Ethan Strauss (@SherwoodStrauss) put an idea in my head right after my post on how even experienced bartenders fall prey to overvaluing height. Here’s Ethan’s question:
Most Laker fans are in favor of trading Dwight Howard for Andrew Bynum, as Dwight’s the better player. What they don’t know is that Dwight is really 6-9 (He’s listed at 6-11), while Bynum is really 7-0. I wonder if they’d be so in favor of this deal if Dwight’s ESPN card said “6-9.”
While it’s true that Dwight Howard is an insanely talented center, there’s more than a few inches between him and Bynum. It’s possible that stats nerds that just read the box scores and trust the “official” measurements may be coaxed into buying that there’s not a big size difference between Bynum and Howard. That’s simply not true. Following the same direction, there’s actually a bigger question – Would Howard over Bynum improve the Lakers? I’m actually leaning towards no.
Their numbers aren’t that different!
Coming off their 2010 title the Lakers faltered. In the 2011 season Dwight Howard was a top three player in the league and put up 18 wins. Compared with Andrew Bynum, who only put up 9 wins, Howard was the “superior choice”. Or was he? On a per-minute basis both players were similarly productive. Here’s a breakdown from the NBA Geek
The overall impact was that Howard was on a per-minute basis a slightly better player. This came from his amazing offense. Not only did he shoot better than Bynum, he took around four more shots per 48 minutes and eight more free throws per 48 minutes. To make this up Bynum was much better on turnovers, better on assists and great at blocks. The biggest difference between Bynum and Howard though, was minutes played. At almost twice the time on the court, it’s no surprise Howard had over twice the production.
Let’s fast forward a year, shall we?
On a per-minute basis Howard actually improved a little over Bynum. However, as Bynum actually managed to play a full season healthy, the difference between the two shrunk. On offense, Bynum made up significant ground, scoring almost as many points per 48 minutes on more efficient shooting (because Howard is just terrible from the line!) Even on rebounds, the difference is fairly minor. The only major thing Howard brings to the table over Bynum is he is much better at steals. That said, looking at both per-minute production in the last two seasons, it’s hard to say Howard is a sure-fire win over Bynum. Looking at totals from the last season, it’s even harder.
Younger, bigger and less injury prone

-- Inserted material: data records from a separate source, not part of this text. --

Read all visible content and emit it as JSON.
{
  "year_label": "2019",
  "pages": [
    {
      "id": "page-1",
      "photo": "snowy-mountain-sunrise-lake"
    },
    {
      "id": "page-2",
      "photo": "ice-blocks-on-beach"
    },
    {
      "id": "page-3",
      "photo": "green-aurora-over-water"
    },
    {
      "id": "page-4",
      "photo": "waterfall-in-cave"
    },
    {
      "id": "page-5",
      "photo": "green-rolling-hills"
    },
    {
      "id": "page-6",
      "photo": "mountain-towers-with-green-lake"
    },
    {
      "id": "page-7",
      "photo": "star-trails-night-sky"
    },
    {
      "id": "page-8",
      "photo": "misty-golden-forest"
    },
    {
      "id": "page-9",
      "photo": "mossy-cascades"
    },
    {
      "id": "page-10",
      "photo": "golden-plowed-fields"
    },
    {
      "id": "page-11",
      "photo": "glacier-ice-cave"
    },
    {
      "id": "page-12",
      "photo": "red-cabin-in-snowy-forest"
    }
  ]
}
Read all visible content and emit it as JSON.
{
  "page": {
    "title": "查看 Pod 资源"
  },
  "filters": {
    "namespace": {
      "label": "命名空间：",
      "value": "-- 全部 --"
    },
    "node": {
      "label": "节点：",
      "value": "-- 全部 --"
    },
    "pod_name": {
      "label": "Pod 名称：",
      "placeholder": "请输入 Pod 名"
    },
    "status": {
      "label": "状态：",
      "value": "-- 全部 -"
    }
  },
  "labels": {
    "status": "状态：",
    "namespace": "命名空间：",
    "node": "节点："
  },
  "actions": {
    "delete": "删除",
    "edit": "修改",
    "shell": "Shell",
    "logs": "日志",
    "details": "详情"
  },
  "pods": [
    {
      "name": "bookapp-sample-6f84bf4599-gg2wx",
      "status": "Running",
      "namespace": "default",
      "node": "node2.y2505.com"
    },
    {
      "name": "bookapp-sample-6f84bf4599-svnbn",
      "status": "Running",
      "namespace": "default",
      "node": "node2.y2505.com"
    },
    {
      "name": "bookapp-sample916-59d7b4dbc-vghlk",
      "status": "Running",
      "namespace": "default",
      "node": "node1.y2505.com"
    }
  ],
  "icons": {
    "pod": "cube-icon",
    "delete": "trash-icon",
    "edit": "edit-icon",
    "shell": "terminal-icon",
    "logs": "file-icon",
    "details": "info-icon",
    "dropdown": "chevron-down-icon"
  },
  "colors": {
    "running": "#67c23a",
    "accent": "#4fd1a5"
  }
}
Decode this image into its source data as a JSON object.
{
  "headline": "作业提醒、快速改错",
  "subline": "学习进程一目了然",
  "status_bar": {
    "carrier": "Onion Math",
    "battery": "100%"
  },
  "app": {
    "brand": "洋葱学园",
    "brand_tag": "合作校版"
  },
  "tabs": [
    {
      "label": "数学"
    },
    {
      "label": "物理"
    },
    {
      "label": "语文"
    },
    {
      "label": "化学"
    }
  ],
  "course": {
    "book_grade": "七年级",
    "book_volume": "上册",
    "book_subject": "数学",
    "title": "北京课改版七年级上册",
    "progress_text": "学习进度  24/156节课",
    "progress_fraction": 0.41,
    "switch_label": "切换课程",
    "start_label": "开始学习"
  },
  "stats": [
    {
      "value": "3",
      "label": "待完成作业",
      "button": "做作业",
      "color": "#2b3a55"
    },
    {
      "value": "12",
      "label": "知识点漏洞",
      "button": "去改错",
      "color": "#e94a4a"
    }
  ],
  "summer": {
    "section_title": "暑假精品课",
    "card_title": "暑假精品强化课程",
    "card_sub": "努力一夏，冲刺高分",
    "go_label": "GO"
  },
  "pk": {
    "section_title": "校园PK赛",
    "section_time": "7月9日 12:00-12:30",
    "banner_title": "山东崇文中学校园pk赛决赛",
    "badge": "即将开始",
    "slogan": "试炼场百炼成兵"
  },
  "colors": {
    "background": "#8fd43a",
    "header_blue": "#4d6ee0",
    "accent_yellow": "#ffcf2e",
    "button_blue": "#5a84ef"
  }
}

As Ethan already pointed out, Bynum is actually much bigger than Dwight Howard. There’s another key consideration: age and how that impacts player performance. Howard will be turning 27 this season and will be 28 when his contract expires. This means he will just be exiting his prime. Andrew Bynum will be 25 this season and 26 when his contract expires, mean he will be entering his prime. As both Howard and Bynum will probably command top dollar, a good strategy is to go for the in-prime player.
Additionally, when we look at injuries, Bynum may be the better choice! I know what you’re saying: “But Bynum is injury prone!” Here’s a rundown of Bynum’s injuries via Wikipedia
- On January 13, 2008, he suffered an injury during a game against the Memphis Grizzlies. Bynum partially dislocated his left kneecap when he landed awkwardly on teammate Lamar Odom‘s left foot while attempting to grab a rebound.
- While playing against the Memphis Grizzlies on January 31, 2009, Kobe Bryant had an off balanced shot, fell and collided with Bynum’s right knee, resulting in a right knee sprain. On February 2, 2009 it was revealed that Bynum had suffered a torn MCL in his right knee and would be out 8–12 weeks
- In the 2010 NBA playoffs, Bynum injured his knee in Game 6 against the Oklahoma City Thunder in the first round.
All of Bynum’s injuries have been in-game injuries. Sure he’s unlucky, but it’s not like Yao Ming, who’s foot kept falling apart or Greg Oden, who has no knees. And given the fact that he played all of last season well, it’s a bit hard to bet against him. Additionally, Howard is currently dealing with injury. Also via Wikipedia
- On April 19, 2012, Howard’s agent said that Howard would undergo surgery to repair a hernitated disk in his back, and would miss the rest of the 2011–12 season, as well as the 2012 Summer Olympics in London.
So Bynyum has had some bad luck in games that have resulted in injuries. He played last season healthy. Howard, is coming off of surgery. From a health perspective, I’d actually bet on Bynum!
My advice to the Lakers is to be patient. The Nets had an aging star in Jason Kidd, who was also demanding trades and Bynum was on the block. The Lakers held off and Bynum helped them to two titles and is the key reason they defeated the Nuggets in round one this year. The Magic also have an aging star demanding a trade. If the Lakers are impatient they may actually downgrade themselves at the center. Despite complaints about Bynum’s attitude, the fact is his on court production is great. The Lakers have ignored off the court distrations before to keep a star, they should do the same here.